> [REQUIRED ACTION]: Every line below must be reproduced exactly. Copy them all.

***** INFORMATION GIVEN *****

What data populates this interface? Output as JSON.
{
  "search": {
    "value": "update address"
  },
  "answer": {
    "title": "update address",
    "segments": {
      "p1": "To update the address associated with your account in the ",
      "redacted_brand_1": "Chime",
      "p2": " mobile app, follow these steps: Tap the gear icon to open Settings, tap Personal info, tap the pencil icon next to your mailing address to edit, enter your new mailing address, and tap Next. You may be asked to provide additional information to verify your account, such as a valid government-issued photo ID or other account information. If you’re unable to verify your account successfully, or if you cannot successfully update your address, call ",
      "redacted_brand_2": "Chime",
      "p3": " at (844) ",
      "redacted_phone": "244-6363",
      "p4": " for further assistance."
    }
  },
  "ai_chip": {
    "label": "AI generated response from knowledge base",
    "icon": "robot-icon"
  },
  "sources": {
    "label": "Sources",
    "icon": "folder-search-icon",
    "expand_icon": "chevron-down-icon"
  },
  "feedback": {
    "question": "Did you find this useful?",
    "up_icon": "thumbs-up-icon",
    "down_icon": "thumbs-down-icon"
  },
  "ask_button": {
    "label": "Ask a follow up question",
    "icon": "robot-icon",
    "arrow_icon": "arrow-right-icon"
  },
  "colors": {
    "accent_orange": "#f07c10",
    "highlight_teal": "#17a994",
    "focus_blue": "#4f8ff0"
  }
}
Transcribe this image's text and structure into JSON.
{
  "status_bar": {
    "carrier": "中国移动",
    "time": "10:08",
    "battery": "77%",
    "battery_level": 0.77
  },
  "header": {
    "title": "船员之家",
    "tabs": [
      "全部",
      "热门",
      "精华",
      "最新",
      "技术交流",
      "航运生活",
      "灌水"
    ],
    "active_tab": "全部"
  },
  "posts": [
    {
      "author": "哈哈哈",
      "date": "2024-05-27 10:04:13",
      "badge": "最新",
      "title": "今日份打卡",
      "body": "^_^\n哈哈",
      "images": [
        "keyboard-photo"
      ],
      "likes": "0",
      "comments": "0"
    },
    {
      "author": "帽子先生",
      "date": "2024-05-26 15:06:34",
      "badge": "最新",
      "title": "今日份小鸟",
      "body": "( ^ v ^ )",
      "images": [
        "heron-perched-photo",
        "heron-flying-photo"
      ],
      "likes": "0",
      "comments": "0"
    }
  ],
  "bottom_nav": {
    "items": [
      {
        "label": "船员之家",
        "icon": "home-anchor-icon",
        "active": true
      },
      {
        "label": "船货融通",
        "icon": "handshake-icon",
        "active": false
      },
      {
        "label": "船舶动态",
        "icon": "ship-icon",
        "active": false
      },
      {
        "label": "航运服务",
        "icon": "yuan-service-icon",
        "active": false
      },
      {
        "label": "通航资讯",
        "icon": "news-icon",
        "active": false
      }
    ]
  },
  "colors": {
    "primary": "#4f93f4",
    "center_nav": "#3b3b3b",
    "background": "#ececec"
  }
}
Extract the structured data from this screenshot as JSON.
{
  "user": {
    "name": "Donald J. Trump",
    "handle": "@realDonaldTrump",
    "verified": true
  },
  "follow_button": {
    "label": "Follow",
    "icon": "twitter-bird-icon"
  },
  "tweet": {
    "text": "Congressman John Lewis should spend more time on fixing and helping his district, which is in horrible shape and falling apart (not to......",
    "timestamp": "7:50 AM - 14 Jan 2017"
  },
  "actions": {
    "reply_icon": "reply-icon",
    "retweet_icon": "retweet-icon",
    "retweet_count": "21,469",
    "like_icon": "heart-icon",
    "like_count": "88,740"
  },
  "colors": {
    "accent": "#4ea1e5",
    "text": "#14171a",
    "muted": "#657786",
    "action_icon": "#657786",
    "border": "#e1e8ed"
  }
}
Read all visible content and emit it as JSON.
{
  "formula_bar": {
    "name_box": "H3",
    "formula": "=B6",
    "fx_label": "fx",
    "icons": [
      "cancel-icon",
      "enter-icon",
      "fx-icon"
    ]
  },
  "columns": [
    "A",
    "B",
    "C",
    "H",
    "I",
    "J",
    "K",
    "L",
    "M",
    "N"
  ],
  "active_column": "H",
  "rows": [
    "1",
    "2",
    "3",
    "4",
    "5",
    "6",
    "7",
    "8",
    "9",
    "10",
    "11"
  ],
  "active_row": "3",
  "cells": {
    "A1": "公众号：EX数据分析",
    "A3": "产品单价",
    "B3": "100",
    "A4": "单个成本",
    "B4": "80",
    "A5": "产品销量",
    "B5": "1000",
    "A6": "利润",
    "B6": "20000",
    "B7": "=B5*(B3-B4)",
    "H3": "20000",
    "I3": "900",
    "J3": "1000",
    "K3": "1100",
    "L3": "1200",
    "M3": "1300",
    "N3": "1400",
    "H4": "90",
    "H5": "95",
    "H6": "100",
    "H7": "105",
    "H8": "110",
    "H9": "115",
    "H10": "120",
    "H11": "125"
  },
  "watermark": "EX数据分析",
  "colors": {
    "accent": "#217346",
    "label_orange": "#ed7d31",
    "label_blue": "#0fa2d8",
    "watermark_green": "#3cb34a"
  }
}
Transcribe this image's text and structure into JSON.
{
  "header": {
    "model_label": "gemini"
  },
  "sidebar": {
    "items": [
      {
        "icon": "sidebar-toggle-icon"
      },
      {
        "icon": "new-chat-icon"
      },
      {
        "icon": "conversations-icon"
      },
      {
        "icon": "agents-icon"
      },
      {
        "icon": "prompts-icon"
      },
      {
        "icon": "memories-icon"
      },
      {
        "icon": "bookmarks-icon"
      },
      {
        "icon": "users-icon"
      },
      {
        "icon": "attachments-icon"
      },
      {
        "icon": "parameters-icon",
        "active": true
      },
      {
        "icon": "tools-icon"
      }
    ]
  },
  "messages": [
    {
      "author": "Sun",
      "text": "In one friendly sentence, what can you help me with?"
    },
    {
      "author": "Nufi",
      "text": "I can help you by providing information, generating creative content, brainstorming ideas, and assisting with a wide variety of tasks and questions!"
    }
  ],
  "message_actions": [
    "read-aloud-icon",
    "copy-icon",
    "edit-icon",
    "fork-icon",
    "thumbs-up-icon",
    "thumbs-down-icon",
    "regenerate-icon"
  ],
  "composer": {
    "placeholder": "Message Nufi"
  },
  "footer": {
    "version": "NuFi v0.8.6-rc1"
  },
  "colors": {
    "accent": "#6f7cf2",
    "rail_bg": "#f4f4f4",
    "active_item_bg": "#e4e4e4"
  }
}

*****

> [RESULT OF THIS TASK]:
What data populates this interface? Output as JSON.
{
  "search": {
    "value": "update address"
  },
  "answer": {
    "title": "update address",
    "segments": {
      "p1": "To update the address associated with your account in the ",
      "redacted_brand_1": "Chime",
      "p2": " mobile app, follow these steps: Tap the gear icon to open Settings, tap Personal info, tap the pencil icon next to your mailing address to edit, enter your new mailing address, and tap Next. You may be asked to provide additional information to verify your account, such as a valid government-issued photo ID or other account information. If you’re unable to verify your account successfully, or if you cannot successfully update your address, call ",
      "redacted_brand_2": "Chime",
      "p3": " at (844) ",
      "redacted_phone": "244-6363",
      "p4": " for further assistance."
    }
  },
  "ai_chip": {
    "label": "AI generated response from knowledge base",
    "icon": "robot-icon"
  },
  "sources": {
    "label": "Sources",
    "icon": "folder-search-icon",
    "expand_icon": "chevron-down-icon"
  },
  "feedback": {
    "question": "Did you find this useful?",
    "up_icon": "thumbs-up-icon",
    "down_icon": "thumbs-down-icon"
  },
  "ask_button": {
    "label": "Ask a follow up question",
    "icon": "robot-icon",
    "arrow_icon": "arrow-right-icon"
  },
  "colors": {
    "accent_orange": "#f07c10",
    "highlight_teal": "#17a994",
    "focus_blue": "#4f8ff0"
  }
}
Transcribe this image's text and structure into JSON.
{
  "status_bar": {
    "carrier": "中国移动",
    "time": "10:08",
    "battery": "77%",
    "battery_level": 0.77
  },
  "header": {
    "title": "船员之家",
    "tabs": [
      "全部",
      "热门",
      "精华",
      "最新",
      "技术交流",
      "航运生活",
      "灌水"
    ],
    "active_tab": "全部"
  },
  "posts": [
    {
      "author": "哈哈哈",
      "date": "2024-05-27 10:04:13",
      "badge": "最新",
      "title": "今日份打卡",
      "body": "^_^\n哈哈",
      "images": [
        "keyboard-photo"
      ],
      "likes": "0",
      "comments": "0"
    },
    {
      "author": "帽子先生",
      "date": "2024-05-26 15:06:34",
      "badge": "最新",
      "title": "今日份小鸟",
      "body": "( ^ v ^ )",
      "images": [
        "heron-perched-photo",
        "heron-flying-photo"
      ],
      "likes": "0",
      "comments": "0"
    }
  ],
  "bottom_nav": {
    "items": [
      {
        "label": "船员之家",
        "icon": "home-anchor-icon",
        "active": true
      },
      {
        "label": "船货融通",
        "icon": "handshake-icon",
        "active": false
      },
      {
        "label": "船舶动态",
        "icon": "ship-icon",
        "active": false
      },
      {
        "label": "航运服务",
        "icon": "yuan-service-icon",
        "active": false
      },
      {
        "label": "通航资讯",
        "icon": "news-icon",
        "active": false
      }
    ]
  },
  "colors": {
    "primary": "#4f93f4",
    "center_nav": "#3b3b3b",
    "background": "#ececec"
  }
}
Extract the structured data from this screenshot as JSON.
{
  "user": {
    "name": "Donald J. Trump",
    "handle": "@realDonaldTrump",
    "verified": true
  },
  "follow_button": {
    "label": "Follow",
    "icon": "twitter-bird-icon"
  },
  "tweet": {
    "text": "Congressman John Lewis should spend more time on fixing and helping his district, which is in horrible shape and falling apart (not to......",
    "timestamp": "7:50 AM - 14 Jan 2017"
  },
  "actions": {
    "reply_icon": "reply-icon",
    "retweet_icon": "retweet-icon",
    "retweet_count": "21,469",
    "like_icon": "heart-icon",
    "like_count": "88,740"
  },
  "colors": {
    "accent": "#4ea1e5",
    "text": "#14171a",
    "muted": "#657786",
    "action_icon": "#657786",
    "border": "#e1e8ed"
  }
}
Read all visible content and emit it as JSON.
{
  "formula_bar": {
    "name_box": "H3",
    "formula": "=B6",
    "fx_label": "fx",
    "icons": [
      "cancel-icon",
      "enter-icon",
      "fx-icon"
    ]
  },
  "columns": [
    "A",
    "B",
    "C",
    "H",
    "I",
    "J",
    "K",
    "L",
    "M",
    "N"
  ],
  "active_column": "H",
  "rows": [
    "1",
    "2",
    "3",
    "4",
    "5",
    "6",
    "7",
    "8",
    "9",
    "10",
    "11"
  ],
  "active_row": "3",
  "cells": {
    "A1": "公众号：EX数据分析",
    "A3": "产品单价",
    "B3": "100",
    "A4": "单个成本",
    "B4": "80",
    "A5": "产品销量",
    "B5": "1000",
    "A6": "利润",
    "B6": "20000",
    "B7": "=B5*(B3-B4)",
    "H3": "20000",
    "I3": "900",
    "J3": "1000",
    "K3": "1100",
    "L3": "1200",
    "M3": "1300",
    "N3": "1400",
    "H4": "90",
    "H5": "95",
    "H6": "100",
    "H7": "105",
    "H8": "110",
    "H9": "115",
    "H10": "120",
    "H11": "125"
  },
  "watermark": "EX数据分析",
  "colors": {
    "accent": "#217346",
    "label_orange": "#ed7d31",
    "label_blue": "#0fa2d8",
    "watermark_green": "#3cb34a"
  }
}
Transcribe this image's text and structure into JSON.
{
  "header": {
    "model_label": "gemini"
  },
  "sidebar": {
    "items": [
      {
        "icon": "sidebar-toggle-icon"
      },
      {
        "icon": "new-chat-icon"
      },
      {
        "icon": "conversations-icon"
      },
      {
        "icon": "agents-icon"
      },
      {
        "icon": "prompts-icon"
      },
      {
        "icon": "memories-icon"
      },
      {
        "icon": "bookmarks-icon"
      },
      {
        "icon": "users-icon"
      },
      {
        "icon": "attachments-icon"
      },
      {
        "icon": "parameters-icon",
        "active": true
      },
      {
        "icon": "tools-icon"
      }
    ]
  },
  "messages": [
    {
      "author": "Sun",
      "text": "In one friendly sentence, what can you help me with?"
    },
    {
      "author": "Nufi",
      "text": "I can help you by providing information, generating creative content, brainstorming ideas, and assisting with a wide variety of tasks and questions!"
    }
  ],
  "message_actions": [
    "read-aloud-icon",
    "copy-icon",
    "edit-icon",
    "fork-icon",
    "thumbs-up-icon",
    "thumbs-down-icon",
    "regenerate-icon"
  ],
  "composer": {
    "placeholder": "Message Nufi"
  },
  "footer": {
    "version": "NuFi v0.8.6-rc1"
  },
  "colors": {
    "accent": "#6f7cf2",
    "rail_bg": "#f4f4f4",
    "active_item_bg": "#e4e4e4"
  }
}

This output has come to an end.